---- Data to use

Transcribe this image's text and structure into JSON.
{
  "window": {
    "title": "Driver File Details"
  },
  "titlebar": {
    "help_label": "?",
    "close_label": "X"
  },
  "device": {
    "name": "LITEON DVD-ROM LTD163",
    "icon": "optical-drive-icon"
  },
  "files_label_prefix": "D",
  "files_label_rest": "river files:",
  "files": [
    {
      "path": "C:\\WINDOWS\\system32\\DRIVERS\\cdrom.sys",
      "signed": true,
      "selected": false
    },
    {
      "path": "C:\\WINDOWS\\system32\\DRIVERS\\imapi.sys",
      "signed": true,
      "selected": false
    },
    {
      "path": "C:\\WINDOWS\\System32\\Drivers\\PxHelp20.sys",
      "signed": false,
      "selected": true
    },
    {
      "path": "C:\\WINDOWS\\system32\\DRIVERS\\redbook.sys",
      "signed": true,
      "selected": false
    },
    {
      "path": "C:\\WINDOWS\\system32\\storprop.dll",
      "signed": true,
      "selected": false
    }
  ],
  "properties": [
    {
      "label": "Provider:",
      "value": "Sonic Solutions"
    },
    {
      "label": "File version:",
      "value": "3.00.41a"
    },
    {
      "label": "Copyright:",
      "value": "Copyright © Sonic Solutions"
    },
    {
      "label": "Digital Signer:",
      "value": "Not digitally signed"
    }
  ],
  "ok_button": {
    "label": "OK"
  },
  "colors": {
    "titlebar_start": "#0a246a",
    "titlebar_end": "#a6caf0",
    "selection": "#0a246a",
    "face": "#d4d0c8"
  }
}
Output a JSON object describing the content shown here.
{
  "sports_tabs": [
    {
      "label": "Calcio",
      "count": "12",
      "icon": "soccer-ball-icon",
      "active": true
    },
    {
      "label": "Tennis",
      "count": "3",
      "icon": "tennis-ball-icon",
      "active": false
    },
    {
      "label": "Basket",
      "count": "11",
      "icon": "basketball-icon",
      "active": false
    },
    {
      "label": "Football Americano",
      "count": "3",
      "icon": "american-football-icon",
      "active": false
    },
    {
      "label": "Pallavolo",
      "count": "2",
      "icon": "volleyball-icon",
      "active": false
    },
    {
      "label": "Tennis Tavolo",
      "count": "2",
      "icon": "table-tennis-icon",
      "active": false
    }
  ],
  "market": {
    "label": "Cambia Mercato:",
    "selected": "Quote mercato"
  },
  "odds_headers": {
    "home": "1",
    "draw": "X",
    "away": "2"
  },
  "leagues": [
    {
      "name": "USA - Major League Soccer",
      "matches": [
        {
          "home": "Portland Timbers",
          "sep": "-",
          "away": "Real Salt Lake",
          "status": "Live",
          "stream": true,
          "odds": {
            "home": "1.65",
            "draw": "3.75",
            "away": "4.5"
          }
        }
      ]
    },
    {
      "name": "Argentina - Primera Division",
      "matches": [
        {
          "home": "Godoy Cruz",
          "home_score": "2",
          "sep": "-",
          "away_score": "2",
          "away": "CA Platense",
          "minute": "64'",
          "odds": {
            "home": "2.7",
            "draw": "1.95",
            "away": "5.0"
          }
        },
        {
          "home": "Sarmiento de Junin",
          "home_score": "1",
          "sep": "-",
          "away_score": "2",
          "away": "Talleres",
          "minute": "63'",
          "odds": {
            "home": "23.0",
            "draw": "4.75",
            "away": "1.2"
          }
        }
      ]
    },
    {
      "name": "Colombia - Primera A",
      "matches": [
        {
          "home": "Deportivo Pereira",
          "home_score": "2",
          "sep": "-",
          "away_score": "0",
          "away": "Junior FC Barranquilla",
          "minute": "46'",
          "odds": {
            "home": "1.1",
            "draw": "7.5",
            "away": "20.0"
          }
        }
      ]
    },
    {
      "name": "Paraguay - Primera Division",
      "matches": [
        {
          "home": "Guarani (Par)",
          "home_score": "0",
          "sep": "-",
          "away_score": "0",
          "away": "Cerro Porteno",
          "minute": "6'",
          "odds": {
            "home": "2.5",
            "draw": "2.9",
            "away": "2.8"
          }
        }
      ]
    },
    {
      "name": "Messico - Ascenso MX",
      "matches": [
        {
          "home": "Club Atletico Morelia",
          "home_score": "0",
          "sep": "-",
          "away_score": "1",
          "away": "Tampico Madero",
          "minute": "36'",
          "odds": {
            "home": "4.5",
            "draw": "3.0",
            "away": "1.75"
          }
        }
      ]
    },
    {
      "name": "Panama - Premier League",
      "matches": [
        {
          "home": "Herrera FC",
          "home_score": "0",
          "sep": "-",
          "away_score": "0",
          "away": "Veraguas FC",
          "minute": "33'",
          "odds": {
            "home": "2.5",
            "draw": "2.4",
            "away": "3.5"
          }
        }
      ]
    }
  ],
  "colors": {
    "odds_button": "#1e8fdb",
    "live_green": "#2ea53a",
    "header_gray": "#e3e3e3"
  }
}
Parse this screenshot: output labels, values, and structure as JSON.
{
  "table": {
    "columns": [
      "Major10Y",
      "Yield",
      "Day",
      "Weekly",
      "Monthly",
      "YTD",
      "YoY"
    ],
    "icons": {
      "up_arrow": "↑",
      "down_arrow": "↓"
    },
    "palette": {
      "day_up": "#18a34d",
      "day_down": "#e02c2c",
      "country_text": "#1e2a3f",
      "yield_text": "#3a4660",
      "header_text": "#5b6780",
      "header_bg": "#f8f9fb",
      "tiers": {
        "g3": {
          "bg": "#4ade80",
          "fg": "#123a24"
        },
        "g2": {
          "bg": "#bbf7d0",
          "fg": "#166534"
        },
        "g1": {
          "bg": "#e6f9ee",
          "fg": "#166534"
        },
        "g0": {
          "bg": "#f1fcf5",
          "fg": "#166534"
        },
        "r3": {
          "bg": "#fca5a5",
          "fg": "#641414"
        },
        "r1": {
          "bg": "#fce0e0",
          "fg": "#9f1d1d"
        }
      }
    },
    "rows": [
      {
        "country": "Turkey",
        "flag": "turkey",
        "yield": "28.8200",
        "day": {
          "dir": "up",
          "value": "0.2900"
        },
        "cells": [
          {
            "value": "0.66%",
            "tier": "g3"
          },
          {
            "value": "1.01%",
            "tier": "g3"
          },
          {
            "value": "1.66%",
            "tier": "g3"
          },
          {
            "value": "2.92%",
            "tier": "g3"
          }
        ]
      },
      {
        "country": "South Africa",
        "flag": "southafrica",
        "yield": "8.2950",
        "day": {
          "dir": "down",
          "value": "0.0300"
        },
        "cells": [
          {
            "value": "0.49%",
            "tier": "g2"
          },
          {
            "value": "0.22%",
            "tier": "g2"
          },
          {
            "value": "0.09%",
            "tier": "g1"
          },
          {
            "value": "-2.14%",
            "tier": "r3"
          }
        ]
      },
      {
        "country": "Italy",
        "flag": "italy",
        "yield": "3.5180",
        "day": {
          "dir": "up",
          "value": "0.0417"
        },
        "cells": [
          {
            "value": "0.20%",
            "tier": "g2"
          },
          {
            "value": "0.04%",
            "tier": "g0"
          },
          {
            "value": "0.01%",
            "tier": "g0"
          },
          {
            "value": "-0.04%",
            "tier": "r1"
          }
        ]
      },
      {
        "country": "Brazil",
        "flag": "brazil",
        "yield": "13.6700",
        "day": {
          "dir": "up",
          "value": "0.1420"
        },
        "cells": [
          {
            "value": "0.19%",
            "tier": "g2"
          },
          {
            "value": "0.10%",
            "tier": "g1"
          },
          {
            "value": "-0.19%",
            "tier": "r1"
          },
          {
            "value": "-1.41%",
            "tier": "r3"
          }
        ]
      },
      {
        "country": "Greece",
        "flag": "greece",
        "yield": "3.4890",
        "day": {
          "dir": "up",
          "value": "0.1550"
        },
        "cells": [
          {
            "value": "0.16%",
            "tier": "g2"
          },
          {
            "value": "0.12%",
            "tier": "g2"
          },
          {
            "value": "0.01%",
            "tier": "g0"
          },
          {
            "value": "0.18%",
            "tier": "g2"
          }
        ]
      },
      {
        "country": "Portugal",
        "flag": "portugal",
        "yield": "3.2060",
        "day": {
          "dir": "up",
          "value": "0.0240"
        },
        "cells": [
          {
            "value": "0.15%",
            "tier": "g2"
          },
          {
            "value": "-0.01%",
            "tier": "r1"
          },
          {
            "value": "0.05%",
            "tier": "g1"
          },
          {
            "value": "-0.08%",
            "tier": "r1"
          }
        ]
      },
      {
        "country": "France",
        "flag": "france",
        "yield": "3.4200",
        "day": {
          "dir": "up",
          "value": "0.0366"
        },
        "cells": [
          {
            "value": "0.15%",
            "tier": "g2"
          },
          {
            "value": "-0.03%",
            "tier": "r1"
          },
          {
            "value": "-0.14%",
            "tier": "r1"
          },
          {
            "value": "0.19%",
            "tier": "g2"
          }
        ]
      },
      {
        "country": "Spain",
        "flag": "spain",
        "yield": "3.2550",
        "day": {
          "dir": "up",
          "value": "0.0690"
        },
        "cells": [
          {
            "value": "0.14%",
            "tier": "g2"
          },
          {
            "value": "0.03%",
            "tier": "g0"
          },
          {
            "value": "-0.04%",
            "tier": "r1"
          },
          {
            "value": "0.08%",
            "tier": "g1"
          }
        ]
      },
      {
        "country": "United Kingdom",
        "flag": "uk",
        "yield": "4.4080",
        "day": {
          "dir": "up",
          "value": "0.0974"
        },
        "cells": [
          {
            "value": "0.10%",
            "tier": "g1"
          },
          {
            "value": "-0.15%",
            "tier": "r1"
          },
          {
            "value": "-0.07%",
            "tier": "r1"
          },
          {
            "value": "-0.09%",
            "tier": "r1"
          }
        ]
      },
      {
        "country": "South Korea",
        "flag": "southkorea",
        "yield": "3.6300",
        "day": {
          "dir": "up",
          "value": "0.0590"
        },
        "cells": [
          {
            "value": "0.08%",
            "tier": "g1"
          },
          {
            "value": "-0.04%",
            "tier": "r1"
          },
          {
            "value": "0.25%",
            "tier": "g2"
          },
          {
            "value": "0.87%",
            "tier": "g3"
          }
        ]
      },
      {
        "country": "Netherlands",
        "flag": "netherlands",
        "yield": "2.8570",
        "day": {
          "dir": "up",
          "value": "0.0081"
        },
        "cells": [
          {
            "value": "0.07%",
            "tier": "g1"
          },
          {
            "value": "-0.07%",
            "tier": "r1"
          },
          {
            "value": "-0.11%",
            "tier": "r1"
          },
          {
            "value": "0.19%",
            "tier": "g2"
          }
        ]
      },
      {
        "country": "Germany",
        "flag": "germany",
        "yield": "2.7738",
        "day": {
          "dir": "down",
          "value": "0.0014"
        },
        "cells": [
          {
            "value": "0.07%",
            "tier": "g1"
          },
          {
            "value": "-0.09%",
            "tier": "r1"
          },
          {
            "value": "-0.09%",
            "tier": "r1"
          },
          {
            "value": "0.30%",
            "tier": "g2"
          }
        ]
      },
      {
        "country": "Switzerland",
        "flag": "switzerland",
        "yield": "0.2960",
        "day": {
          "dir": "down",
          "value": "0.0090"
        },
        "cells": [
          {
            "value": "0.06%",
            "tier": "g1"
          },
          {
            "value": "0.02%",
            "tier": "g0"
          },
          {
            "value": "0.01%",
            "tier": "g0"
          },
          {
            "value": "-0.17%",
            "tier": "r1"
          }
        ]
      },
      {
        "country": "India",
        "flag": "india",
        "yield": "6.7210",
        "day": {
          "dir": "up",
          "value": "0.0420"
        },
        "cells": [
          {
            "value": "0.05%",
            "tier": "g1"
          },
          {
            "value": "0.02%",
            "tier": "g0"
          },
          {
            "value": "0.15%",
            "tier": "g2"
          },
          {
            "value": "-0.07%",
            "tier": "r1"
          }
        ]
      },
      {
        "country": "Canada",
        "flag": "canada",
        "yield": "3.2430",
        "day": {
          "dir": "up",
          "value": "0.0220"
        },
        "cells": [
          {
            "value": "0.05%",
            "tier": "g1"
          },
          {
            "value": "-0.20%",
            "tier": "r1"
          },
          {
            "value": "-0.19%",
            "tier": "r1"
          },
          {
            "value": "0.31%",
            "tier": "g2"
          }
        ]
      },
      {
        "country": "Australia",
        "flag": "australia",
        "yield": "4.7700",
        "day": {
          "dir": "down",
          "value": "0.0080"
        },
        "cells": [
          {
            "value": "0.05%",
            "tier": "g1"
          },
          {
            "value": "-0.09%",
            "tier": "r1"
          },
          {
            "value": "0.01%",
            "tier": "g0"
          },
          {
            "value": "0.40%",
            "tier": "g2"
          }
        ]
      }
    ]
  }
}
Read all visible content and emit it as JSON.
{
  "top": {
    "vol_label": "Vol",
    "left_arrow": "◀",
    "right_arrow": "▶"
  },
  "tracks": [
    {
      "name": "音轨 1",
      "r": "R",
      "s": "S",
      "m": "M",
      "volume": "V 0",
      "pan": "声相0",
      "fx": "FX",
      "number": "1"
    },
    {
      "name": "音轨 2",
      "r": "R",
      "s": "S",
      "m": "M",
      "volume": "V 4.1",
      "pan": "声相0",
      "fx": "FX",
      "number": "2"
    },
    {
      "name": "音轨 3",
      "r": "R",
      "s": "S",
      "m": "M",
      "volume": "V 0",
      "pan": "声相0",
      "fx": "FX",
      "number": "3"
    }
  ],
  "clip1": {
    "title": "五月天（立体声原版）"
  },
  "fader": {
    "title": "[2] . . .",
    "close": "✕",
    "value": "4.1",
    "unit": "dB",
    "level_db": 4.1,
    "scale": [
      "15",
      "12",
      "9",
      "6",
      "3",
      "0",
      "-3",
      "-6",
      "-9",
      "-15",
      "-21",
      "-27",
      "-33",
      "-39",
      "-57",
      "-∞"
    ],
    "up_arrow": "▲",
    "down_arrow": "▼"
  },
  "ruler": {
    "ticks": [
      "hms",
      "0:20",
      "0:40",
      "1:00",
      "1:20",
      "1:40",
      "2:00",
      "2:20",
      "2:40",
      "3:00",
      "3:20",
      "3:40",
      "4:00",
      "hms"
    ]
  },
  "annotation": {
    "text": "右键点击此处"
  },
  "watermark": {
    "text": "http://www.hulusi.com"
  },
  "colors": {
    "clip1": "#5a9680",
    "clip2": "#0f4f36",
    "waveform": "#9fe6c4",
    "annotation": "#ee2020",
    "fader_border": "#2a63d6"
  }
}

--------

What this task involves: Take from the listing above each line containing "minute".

Response to the exercise:
          "minute": "64'",
          "minute": "63'",
          "minute": "46'",
          "minute": "6'",
          "minute": "36'",
          "minute": "33'",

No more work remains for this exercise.